How Sleep Apnea Impacts Your Drivers
Posted 6/29/2017 by UHBlog
Americans are becoming a nation of sleepy heads, which can have deadly consequences on the roads. The National Sleep Foundation says that about 100,000 crashes each year are caused by fatigued drivers. If your business relies on commercial truck drivers, the impact on your workplace can be tremendous.
One of the leading causes of excessive daytime sleepiness is obstructive sleep apnea (OSA), says occupational medicine specialist Paul Miotto, MD. OSA occurs when your breathing starts and stops during sleep. It’s a serious health risk, affecting up to 18 million Americans, including children.
According to Dr. Miotto, drivers who suffer from sleep apnea may be impacted in one or more of the following ways at work:
- Attention deficit
- Problems with memory, headache and concentration
- Trouble focusing their eyes
- Falling asleep while driving
“Untreated sleep apnea will make drivers’ reaction times slower,” he says. “It’s going to diminish their ability to brake and safely maneuver the vehicle. Anything that affects safety or reduces their ability to respond to a safety hazard has the potential to cause an accident.”
Besides the harm it does to the people involved and your company’s reputation, the average cost of all large truck crashes is about $91,000 per crash, according to the Federal Motor Carrier Safety Administration (FMCSA). If an injury or fatality occurs, the costs can be between $200,000 and $3.6 million, respectively.
The seriousness of sleep apnea and other sleep disorders is one of the reasons the Department of Transportation (DOT) physical examination screens for sleep apnea. Dr. Miotto, who is a certified medical examiner on FMCSA’s National Registry and tests drivers to ensure they can safely operate a commercial vehicle, says there are certain health conditions and characteristics that could indicate a driver may have untreated sleep apnea, such as:
- Body mass index (BMI) greater than 35
- Gender - Men are more likely than women to be at risk
- Neck size of 17 inches or larger
- Older age
- Family history
- Having small airways or some physical abnormality in the nose, throat or other parts of the upper airway
- Allergies or other conditions that cause congestion
- Enlarged tonsils, which are more often seen in children
- Lifestyle choices such as smoking and alcohol usage
- Medical conditions such as diabetes, high blood pressure and/or heart disease
If the certified medical examiner suspects the person has untreated sleep apnea, he or she will be required to go for a sleep study test, called a polysomnography (PSG), which uses the Apnea–Hypopnea Index (AHI) to rate the severity of sleep apnea. AHI is only one of the factors that is measured to rate the severity of sleep apnea and is the FMSCA’s measurement tool of choice, Dr. Miotto says.

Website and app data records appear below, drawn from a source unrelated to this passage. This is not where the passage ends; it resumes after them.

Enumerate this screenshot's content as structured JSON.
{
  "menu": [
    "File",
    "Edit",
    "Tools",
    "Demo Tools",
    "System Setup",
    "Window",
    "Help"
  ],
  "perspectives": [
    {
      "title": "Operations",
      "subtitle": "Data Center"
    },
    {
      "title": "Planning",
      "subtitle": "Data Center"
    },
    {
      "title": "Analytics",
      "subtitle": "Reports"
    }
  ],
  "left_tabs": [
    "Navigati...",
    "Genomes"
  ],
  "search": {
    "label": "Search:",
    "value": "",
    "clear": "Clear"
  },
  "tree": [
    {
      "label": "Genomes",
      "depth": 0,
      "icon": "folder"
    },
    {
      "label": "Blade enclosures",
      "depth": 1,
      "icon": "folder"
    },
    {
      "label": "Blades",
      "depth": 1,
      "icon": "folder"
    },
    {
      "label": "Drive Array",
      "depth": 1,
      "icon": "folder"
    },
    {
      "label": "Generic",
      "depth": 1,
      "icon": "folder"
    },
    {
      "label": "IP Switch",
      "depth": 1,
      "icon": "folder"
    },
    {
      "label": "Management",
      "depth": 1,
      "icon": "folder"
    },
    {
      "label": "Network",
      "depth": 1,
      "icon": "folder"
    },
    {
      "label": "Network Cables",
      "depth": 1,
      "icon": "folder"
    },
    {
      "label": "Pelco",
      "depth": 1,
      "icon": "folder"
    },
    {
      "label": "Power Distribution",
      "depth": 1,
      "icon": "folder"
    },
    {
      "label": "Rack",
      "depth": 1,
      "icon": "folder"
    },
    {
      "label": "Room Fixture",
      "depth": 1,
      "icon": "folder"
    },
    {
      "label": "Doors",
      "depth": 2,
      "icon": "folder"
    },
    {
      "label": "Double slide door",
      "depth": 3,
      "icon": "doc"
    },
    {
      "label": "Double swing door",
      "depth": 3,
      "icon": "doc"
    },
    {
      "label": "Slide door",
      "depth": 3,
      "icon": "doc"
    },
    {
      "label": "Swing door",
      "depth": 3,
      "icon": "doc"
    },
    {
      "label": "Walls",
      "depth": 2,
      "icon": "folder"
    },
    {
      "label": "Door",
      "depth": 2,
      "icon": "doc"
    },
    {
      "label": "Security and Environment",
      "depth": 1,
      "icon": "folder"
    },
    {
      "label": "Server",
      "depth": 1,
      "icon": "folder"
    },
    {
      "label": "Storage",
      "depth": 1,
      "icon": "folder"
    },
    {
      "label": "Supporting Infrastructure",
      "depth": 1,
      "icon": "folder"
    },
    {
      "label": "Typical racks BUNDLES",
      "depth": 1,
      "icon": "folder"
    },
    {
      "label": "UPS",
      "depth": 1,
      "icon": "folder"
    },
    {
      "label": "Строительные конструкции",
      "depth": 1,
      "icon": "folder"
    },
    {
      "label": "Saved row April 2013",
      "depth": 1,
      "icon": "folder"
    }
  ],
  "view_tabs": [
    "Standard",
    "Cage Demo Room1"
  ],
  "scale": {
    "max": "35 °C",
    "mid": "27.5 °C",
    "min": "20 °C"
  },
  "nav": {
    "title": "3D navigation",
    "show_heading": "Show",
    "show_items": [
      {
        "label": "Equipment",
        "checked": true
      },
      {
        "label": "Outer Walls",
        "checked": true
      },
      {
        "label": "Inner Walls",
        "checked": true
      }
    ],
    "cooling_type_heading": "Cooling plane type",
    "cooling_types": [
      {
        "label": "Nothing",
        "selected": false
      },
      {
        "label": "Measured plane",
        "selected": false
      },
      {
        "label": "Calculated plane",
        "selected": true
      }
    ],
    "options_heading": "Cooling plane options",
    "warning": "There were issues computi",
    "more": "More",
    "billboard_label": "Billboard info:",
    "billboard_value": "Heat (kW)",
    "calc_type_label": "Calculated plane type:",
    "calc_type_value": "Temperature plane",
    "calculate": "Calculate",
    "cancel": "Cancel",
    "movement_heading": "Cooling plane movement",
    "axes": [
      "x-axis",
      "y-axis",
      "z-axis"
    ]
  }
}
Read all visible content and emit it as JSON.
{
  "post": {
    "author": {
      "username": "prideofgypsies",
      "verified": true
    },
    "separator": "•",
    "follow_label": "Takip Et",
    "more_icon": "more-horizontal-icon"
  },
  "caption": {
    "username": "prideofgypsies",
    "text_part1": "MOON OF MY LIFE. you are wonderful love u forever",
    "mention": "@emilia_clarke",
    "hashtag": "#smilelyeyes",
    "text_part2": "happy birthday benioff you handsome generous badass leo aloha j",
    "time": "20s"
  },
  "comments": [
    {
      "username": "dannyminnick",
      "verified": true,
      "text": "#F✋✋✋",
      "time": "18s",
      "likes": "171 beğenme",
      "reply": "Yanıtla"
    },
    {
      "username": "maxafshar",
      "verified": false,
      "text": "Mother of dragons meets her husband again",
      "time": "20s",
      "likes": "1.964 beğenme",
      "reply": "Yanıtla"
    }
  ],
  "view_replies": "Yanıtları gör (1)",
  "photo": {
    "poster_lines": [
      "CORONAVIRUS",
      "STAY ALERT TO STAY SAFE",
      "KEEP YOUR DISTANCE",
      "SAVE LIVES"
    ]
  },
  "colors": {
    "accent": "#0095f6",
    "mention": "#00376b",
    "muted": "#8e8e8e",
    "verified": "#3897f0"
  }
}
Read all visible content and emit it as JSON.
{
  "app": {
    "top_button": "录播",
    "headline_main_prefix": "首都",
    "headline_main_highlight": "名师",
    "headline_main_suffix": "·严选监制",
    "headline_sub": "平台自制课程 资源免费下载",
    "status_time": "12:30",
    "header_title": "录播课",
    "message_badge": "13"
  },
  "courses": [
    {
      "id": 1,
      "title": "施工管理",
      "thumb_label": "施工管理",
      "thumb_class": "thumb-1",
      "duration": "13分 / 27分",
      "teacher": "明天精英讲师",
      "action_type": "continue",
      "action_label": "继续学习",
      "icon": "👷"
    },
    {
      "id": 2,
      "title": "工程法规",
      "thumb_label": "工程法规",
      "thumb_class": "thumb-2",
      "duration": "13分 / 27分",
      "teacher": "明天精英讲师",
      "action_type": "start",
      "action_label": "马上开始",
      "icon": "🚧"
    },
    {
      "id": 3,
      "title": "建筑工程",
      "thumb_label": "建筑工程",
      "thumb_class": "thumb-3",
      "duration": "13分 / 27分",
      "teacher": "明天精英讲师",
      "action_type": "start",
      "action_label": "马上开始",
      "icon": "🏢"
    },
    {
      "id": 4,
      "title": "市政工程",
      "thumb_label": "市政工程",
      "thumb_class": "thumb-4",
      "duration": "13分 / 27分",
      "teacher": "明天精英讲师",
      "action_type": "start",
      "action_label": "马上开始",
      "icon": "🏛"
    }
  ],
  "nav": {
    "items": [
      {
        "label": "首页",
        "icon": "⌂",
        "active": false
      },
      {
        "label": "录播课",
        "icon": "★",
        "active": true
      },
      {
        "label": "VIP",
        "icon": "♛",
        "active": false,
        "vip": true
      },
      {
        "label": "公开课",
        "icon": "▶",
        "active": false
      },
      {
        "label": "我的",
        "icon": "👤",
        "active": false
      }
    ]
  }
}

“If we suspect untreated sleep apnea, the medical examiner can decide to give the driver a temporary card that lasts anywhere from 30 to 90 days while we wait for the results,” Dr. Miotto says. “If the driver has sleep apnea, they’ll need to take steps to get it under control using a continuous positive airway pressure therapy (CPAP) machine. We’ll want a month or more of data showing compliance with CPAP usage for at least four hours per night for 70 percent of the nights and an improvement in the AHI. At that time, we can recertify the driver for up to one year.”
To learn more about University Hospitals’ occupational health and safety services, connect with University Hospitals Employer Solutions for more information.
Paul Miotto, MD, is an occupational medicine specialist and Medical Director for University Hospitals Occupational Health at University Hospitals Elyria Medical Center Occupational Medicine. You can request an appointment with Dr. Miotto or any other doctor online.